At the Copenhagen global warming conference, researchers have been seeking attention to what's often been an "orphan" issue in the climate change debate: increasing ocean acidity and its risks for fisheries.
Walk the halls at the cavernous Bella Conference center and it's no surprise that global warming gets all the buzz, all the time. Carbon dioxide's other effect, to increase the acidity of sea water, is a bit like the toddler constantly tugging at the trouser legs of its elders, asking: "What about me?"
On Monday, the UN Convention on Biological Diversity attempted to strengthen that tug by releasing a "synthesis report" on ocean acidification. The oceans' acidity has increased 30 percent over the last 250 years. But at current carbon-dioxide emission rates from factories, power plants, and other human activities, ocean acidity could increase by 150 percent by 2050, according to the survey of recent research on the subject.
If that occurs, it would represent an increase some 100 times faster than ocean life has experienced in the last 20 million years – a rate that outpaces the ability of shell-building marine life to adapt to the shift through evolution. As the oceans become more acidic, they eat into stores of carbonate minerals dissolved in seawater. Many ocean animals use various forms of these carbonates to build shells, or in the case of corals, to generate the skeletons they live in and that form coral reefs.

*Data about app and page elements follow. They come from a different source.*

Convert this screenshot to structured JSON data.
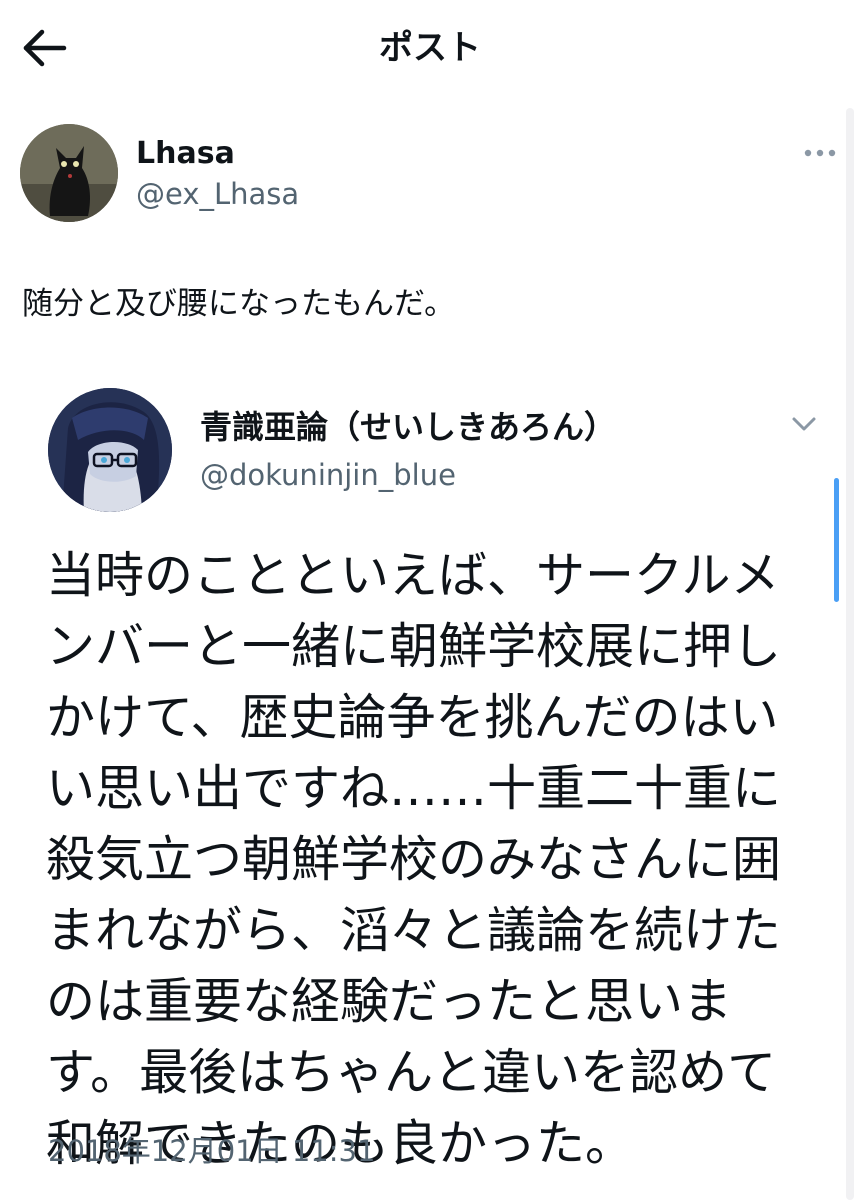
{
  "header": {
    "title": "ポスト",
    "back_icon": "arrow-left-icon"
  },
  "tweet": {
    "author": {
      "display_name": "Lhasa",
      "handle": "@ex_Lhasa"
    },
    "text": "随分と及び腰になったもんだ。",
    "more_icon": "more-horizontal-icon"
  },
  "quoted_tweet": {
    "author": {
      "display_name": "青識亜論（せいしきあろん）",
      "handle": "@dokuninjin_blue"
    },
    "expand_icon": "chevron-down-icon",
    "text": "当時のことといえば、サークルメ\nンバーと一緒に朝鮮学校展に押し\nかけて、歴史論争を挑んだのはい\nい思い出ですね……十重二十重に\n殺気立つ朝鮮学校のみなさんに囲\nまれながら、滔々と議論を続けた\nのは重要な経験だったと思いま\nす。最後はちゃんと違いを認めて\n和解できたのも良かった。",
    "timestamp": "2018年12月01日 11:31"
  },
  "colors": {
    "text_primary": "#0f1419",
    "text_secondary": "#536471",
    "scroll_accent": "#4a9ff5"
  }
}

Humans rely on many of these animals indirectly, since they serve as food for large fish. And they rely on some of them directly as food – lobsters, clams, oysters, conch, and a range of other high-value creatures. In the case of corals, reefs provide a dual benefit as nurseries for fish, and as a first barrier against coastal erosion from high waves and storm surges.